◆ **WHAT YOU SHOULD DO**
Search the entries below for the word "product" and copy each line that has it.

◆ **EXTRACTED DATA**
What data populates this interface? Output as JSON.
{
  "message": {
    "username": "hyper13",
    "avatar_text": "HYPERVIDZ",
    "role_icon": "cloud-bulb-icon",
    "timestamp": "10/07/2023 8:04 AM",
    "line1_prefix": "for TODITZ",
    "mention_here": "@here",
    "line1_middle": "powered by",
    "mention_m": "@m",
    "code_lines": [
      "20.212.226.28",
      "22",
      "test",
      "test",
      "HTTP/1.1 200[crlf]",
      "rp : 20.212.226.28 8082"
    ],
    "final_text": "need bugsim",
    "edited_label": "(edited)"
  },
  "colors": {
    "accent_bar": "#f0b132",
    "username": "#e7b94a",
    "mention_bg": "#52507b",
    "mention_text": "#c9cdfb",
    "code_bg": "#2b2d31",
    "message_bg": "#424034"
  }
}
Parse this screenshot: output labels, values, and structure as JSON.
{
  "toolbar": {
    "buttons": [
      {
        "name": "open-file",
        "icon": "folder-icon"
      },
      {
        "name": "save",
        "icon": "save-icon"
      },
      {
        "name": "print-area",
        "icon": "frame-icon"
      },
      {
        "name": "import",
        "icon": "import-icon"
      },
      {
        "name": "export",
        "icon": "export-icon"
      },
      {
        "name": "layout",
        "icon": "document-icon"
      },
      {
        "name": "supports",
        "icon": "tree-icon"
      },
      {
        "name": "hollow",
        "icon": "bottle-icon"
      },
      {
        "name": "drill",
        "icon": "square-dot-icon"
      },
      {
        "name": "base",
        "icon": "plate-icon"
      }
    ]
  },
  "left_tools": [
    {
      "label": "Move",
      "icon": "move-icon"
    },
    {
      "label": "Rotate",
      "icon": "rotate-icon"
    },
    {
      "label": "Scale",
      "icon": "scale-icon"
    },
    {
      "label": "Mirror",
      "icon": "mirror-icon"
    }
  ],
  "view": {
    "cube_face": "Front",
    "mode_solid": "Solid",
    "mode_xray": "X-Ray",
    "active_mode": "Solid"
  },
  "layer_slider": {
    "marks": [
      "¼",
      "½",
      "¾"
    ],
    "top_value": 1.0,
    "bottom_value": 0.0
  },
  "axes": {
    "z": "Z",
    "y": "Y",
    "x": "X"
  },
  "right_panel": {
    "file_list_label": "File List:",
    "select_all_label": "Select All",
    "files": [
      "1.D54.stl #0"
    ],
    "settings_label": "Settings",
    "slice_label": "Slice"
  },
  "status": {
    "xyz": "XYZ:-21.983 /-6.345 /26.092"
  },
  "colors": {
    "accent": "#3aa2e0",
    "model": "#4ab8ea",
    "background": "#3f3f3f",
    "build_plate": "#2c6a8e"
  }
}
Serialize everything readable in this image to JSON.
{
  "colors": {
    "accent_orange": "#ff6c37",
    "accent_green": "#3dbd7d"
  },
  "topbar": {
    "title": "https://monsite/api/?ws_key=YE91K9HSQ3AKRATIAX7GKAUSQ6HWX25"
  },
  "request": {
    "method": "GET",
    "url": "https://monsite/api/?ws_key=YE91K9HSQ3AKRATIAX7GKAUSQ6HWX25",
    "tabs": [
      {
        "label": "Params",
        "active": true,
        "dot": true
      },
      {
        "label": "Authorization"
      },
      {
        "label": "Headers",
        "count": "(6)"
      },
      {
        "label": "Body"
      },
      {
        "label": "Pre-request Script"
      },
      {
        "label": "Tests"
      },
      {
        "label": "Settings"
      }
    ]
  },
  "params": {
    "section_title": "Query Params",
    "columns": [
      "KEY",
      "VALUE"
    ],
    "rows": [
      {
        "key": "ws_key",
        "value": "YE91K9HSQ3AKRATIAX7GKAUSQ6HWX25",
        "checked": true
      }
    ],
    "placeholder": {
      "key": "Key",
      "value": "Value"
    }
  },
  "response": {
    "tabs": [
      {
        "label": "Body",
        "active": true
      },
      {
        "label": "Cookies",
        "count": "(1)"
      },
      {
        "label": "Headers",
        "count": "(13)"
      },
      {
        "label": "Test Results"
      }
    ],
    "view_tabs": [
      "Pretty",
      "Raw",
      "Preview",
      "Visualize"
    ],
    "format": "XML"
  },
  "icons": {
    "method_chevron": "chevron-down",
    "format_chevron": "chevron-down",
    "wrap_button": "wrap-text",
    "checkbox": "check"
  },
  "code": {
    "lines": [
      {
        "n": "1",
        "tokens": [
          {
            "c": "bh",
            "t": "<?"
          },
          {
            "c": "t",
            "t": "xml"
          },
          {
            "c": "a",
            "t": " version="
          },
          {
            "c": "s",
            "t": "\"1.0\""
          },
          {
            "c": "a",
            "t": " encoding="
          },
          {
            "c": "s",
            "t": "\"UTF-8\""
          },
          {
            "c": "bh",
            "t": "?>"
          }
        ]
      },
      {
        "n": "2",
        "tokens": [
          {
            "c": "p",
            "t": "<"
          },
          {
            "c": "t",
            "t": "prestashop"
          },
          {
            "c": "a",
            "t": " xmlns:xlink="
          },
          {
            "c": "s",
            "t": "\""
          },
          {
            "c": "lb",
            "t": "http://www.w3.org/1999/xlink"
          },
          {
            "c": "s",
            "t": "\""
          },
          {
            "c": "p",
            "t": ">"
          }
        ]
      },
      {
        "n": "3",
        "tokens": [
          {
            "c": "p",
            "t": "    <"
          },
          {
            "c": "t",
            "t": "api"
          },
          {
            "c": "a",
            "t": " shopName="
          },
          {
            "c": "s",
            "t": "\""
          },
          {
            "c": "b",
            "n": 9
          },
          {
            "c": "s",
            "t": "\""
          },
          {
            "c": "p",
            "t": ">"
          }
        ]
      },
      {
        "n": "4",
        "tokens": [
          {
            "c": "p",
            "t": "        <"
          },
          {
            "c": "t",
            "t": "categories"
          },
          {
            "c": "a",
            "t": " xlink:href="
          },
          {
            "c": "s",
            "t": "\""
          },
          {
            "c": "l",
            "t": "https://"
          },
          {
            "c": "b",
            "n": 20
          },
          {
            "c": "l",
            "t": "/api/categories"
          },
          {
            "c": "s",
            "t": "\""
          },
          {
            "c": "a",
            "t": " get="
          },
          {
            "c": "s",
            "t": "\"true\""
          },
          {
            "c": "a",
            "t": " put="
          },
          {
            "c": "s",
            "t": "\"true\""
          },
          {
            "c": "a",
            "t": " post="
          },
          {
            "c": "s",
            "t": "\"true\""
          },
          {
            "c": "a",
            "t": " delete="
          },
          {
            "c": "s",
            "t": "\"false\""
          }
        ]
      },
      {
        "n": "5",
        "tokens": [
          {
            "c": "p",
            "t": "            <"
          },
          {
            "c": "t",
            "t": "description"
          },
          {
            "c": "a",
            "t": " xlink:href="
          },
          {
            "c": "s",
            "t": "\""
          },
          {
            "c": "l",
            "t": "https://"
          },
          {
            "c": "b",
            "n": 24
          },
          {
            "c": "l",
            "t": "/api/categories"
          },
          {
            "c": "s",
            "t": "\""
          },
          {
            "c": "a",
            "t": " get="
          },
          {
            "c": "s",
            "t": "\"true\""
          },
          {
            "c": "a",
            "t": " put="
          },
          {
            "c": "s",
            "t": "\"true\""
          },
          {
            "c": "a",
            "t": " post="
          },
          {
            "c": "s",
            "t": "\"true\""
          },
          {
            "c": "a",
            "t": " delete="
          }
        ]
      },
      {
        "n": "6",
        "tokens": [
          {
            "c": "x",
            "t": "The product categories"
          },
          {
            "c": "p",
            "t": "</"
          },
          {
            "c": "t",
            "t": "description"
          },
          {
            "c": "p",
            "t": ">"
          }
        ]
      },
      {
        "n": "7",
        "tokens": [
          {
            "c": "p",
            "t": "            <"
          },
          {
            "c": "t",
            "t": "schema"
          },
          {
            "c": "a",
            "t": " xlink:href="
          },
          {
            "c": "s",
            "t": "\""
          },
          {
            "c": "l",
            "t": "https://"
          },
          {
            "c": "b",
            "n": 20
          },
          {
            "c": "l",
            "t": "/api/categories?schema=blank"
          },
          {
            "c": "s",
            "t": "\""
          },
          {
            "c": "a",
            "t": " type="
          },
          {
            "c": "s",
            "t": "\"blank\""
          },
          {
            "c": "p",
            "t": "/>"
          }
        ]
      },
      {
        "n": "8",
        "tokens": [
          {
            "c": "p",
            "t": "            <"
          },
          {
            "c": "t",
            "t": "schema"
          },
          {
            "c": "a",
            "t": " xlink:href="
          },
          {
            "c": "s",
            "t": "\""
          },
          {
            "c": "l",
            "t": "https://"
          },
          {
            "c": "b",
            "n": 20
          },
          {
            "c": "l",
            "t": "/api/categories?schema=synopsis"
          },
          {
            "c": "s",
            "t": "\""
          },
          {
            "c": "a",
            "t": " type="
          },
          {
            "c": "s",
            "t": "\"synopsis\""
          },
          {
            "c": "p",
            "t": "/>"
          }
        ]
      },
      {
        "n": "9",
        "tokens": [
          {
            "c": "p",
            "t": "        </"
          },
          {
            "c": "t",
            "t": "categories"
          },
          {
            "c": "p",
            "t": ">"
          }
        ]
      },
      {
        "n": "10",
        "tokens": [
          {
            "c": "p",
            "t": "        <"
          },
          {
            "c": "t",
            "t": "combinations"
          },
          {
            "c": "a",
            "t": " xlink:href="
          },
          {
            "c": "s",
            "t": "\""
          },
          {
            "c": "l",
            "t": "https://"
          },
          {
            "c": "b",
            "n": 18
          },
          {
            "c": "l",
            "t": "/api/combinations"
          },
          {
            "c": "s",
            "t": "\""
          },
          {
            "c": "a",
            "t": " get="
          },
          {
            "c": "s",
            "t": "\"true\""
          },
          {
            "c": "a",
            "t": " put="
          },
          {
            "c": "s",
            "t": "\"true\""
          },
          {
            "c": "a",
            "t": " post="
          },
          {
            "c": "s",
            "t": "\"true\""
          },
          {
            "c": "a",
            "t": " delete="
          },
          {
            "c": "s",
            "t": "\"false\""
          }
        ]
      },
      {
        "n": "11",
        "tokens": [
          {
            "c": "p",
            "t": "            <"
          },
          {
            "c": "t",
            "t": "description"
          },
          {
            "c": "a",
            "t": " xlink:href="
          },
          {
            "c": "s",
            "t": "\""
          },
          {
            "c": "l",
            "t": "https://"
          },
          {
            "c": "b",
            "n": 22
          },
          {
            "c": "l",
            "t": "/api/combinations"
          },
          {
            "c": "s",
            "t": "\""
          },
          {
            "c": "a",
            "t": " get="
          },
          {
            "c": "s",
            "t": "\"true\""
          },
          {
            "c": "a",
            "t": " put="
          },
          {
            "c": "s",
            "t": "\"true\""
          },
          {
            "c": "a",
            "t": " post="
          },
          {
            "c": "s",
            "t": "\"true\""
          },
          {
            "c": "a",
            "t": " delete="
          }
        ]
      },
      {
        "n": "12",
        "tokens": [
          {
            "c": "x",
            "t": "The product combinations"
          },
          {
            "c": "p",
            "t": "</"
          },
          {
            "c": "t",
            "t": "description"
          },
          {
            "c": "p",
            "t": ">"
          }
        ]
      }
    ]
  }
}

◆ **SOLVED PROBLEM**
            "t": "The product categories"
            "t": "The product combinations"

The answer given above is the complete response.